## What to produce
List each line of the data that holds the string "number", please.
-*-*-
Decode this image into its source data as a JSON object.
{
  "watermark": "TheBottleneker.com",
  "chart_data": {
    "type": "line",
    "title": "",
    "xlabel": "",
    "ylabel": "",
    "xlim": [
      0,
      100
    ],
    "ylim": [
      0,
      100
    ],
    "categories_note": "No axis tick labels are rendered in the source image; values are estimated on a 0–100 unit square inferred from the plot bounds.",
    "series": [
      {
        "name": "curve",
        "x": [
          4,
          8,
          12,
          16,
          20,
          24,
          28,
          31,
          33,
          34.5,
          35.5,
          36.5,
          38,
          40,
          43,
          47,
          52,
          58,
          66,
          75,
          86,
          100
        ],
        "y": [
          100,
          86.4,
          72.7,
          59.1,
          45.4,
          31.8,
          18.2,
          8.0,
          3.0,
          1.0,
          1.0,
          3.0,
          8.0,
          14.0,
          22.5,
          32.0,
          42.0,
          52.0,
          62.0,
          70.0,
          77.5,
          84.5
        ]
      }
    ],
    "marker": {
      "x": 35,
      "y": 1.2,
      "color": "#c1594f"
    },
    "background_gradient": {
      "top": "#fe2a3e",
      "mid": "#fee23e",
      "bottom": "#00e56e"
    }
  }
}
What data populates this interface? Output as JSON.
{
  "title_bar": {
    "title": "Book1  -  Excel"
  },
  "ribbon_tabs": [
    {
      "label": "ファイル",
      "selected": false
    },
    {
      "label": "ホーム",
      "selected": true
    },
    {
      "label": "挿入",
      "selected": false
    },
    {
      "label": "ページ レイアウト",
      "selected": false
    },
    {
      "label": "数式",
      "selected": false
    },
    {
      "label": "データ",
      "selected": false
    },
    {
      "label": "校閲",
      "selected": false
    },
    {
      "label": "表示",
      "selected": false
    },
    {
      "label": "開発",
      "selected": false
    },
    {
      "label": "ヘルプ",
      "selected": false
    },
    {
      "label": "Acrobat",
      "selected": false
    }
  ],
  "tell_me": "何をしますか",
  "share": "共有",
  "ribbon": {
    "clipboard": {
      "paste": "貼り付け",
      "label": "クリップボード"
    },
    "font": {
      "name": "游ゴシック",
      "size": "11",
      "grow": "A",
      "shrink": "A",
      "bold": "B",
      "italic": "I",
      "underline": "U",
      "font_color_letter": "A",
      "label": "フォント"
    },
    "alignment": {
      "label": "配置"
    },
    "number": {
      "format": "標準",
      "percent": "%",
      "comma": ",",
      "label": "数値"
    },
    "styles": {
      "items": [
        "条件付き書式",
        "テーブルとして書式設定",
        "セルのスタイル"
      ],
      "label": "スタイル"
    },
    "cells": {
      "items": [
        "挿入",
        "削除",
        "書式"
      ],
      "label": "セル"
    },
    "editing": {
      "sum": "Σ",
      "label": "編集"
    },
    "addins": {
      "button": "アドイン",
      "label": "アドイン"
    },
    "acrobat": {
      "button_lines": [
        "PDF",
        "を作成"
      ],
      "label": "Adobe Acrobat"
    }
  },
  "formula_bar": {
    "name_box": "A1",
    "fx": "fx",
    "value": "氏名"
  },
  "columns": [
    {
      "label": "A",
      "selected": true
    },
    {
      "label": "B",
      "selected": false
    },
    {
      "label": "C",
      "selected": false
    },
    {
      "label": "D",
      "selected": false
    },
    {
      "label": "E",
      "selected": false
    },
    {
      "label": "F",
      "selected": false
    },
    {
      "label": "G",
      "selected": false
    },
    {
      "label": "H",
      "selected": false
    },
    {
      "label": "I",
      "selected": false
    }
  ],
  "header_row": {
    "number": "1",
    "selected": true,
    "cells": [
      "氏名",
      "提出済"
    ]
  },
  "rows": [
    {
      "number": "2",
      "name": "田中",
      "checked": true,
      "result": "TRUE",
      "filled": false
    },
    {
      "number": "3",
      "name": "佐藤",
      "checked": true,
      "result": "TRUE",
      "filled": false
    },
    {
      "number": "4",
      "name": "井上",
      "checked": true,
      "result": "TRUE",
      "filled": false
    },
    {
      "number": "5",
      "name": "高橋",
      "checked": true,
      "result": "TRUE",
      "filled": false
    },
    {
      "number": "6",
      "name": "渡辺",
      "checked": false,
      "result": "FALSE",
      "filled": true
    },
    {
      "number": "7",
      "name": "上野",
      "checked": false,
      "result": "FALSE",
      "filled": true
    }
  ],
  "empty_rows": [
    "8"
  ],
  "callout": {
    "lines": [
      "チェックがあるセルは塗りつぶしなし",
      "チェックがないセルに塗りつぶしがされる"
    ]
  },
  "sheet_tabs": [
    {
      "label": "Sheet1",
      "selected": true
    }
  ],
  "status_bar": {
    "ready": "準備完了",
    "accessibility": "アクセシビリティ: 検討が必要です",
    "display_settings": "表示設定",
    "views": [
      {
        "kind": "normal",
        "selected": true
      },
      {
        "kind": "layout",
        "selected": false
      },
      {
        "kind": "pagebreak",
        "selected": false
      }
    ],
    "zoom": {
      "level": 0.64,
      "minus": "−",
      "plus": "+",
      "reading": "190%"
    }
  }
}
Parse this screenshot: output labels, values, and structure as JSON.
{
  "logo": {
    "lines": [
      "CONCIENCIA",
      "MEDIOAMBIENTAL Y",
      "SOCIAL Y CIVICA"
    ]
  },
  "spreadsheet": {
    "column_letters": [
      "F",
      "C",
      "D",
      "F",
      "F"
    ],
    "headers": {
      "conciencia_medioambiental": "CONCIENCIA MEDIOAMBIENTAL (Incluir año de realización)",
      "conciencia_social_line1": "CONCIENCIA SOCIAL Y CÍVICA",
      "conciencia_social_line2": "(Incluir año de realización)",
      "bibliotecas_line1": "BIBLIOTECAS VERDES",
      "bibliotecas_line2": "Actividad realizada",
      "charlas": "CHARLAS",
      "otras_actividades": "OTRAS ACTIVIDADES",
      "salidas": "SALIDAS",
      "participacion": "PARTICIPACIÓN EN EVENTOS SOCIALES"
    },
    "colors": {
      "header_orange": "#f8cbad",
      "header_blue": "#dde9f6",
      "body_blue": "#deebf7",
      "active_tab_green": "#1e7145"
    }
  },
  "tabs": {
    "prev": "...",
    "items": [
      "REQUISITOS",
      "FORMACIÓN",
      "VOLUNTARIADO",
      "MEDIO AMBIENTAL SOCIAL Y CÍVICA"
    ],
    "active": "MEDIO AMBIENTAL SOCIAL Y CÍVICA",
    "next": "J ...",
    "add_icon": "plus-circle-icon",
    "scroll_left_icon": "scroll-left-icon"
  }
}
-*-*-
## Reply
    "number": {
    "number": "1",
      "number": "2",
      "number": "3",
      "number": "4",
      "number": "5",
      "number": "6",
      "number": "7",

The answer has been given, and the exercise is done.